Accessible toilets. There is a Changing Places and accessible toilet in the Stables Courtyard, and there is an accessible toilet in the house and café. Baby changing facilities are available in the café, courtyard toilets and inside the house. There is also a baby feeding room in the house.
Disabled parking. There are several accessible parking spaces in the car park nearest to the House and Bird Garden. This car park is used as priority parking during the busier summer months. Access from the car park to the house and Wildlife World entrances is via fairly gradual uphill pathways.
Guide and assistance dogs. Guide and assistance dogs are welcome to all areas except the house, Stables Café and bird garden, although guide and assistance dogs are welcome in the house. Dogs need to be kept on leads in the gardens and courtyard but are free to roam around the rest of the grounds if kept under control. Water and bowls are available in the courtyard.
The House. A proportion of the house is fully accessible. There is a lift in the house and almost all visitor areas, including the Fashion Galleries, are now fully accessible. Due to the historic nature of the house and its displays, larger motorised wheelchairs and scooters cannot navigate the visitor route, so these aids are not permitted. Light wheelchairs are available to borrow for use in the house.
Some rooms on the first floor are accessed by a chair lift. The School Room, used by pre-booked groups, is inaccessible to wheelchair users but alternatives are offered. Please discuss any access needs with the Learning and Access Officer when booking your visit. There is seating around the house including folding seats, which are available for visitors to use. Some areas within the House are touch and handling friendly, particularly the Servants Rooms on the ground floor.
Grounds and Wildlife World. The majority of the grounds, gardens and Wildlife World are fully accessible with total visibility from various viewpoints. Due to its historic design, the Edwardian Garden is not fully accessible to wheelchair users, but can be viewed from vantage points. Manual and push wheelchairs may struggle on some of the gravel areas.

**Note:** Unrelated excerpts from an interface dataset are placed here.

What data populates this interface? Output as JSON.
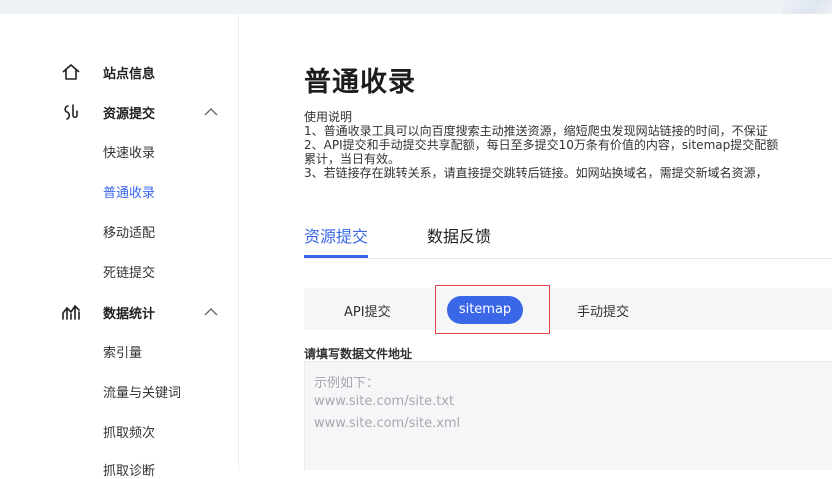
{
  "sidebar": {
    "groups": [
      {
        "label": "站点信息",
        "icon": "home-icon"
      },
      {
        "label": "资源提交",
        "icon": "resource-submit-icon",
        "expanded": true
      },
      {
        "label": "数据统计",
        "icon": "chart-icon",
        "expanded": true
      }
    ],
    "resource_items": [
      "快速收录",
      "普通收录",
      "移动适配",
      "死链提交"
    ],
    "stats_items": [
      "索引量",
      "流量与关键词",
      "抓取频次",
      "抓取诊断"
    ],
    "active_item": "普通收录"
  },
  "main": {
    "title": "普通收录",
    "desc_lines": [
      "使用说明",
      "1、普通收录工具可以向百度搜索主动推送资源，缩短爬虫发现网站链接的时间，不保证",
      "2、API提交和手动提交共享配额，每日至多提交10万条有价值的内容，sitemap提交配额",
      "累计，当日有效。",
      "3、若链接存在跳转关系，请直接提交跳转后链接。如网站换域名，需提交新域名资源，"
    ],
    "tabs": [
      "资源提交",
      "数据反馈"
    ],
    "active_tab": "资源提交",
    "subtabs": [
      "API提交",
      "sitemap",
      "手动提交"
    ],
    "active_subtab": "sitemap",
    "field_label": "请填写数据文件地址",
    "placeholder_lines": [
      "示例如下：",
      "www.site.com/site.txt",
      "www.site.com/site.xml"
    ]
  },
  "colors": {
    "accent": "#3a66e8",
    "highlight": "#e04444",
    "panel": "#f5f6f8"
  }
}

Wildlife World is fully accessible but some pathways are fairly steep and gravelled in parts. The courtyard and Stables Café are fully accessible. Electric wheelchairs must be left outside of the café, shop and stables.
One manual wheelchair is are available from reception to use within the house. Unfortunately they cannot provide assistance to get around the house for wheelchair users. Another manual wheelchair is available from the Stables Café which can be used in the grounds. Three mobility scooters are available from the welcome cabin to use on the estate which can be booked in advance. Please email them in advance of your visit if you would like to discuss specific access needs.
Hearing impaired and deaf visitors. There are no induction loops at Lotherton.
Lotherton estate is a member of the Visitor Attraction Quality Assurance Scheme (VAQAS). The VAQAS is a scheme which ensures high quality experiences at tourist attractions, including a commitment to respect the requirements of the Equality Act 2010 by making reasonable adjustments to improve service for disabled people.
Location : Lotherton Hall, Lotherton Lane, Aberford, Leeds LS25 3EB
Transport: Garforth (National Rail) then taxi, 4 miles. Bus Routes : 64 and 64 stop in Aberford then 20- 30 minutes walk.
Opening Times: Daily, Nov. to Feb. 10:00 to 16:00; March to Oct. 10:00 to 17:00
Tickets Park: Free.
Tickets Wildlife World + Hall: Adults £7.80; Children (5 - 15) £3.90. Carers Free.
Tel: 0113 378 2959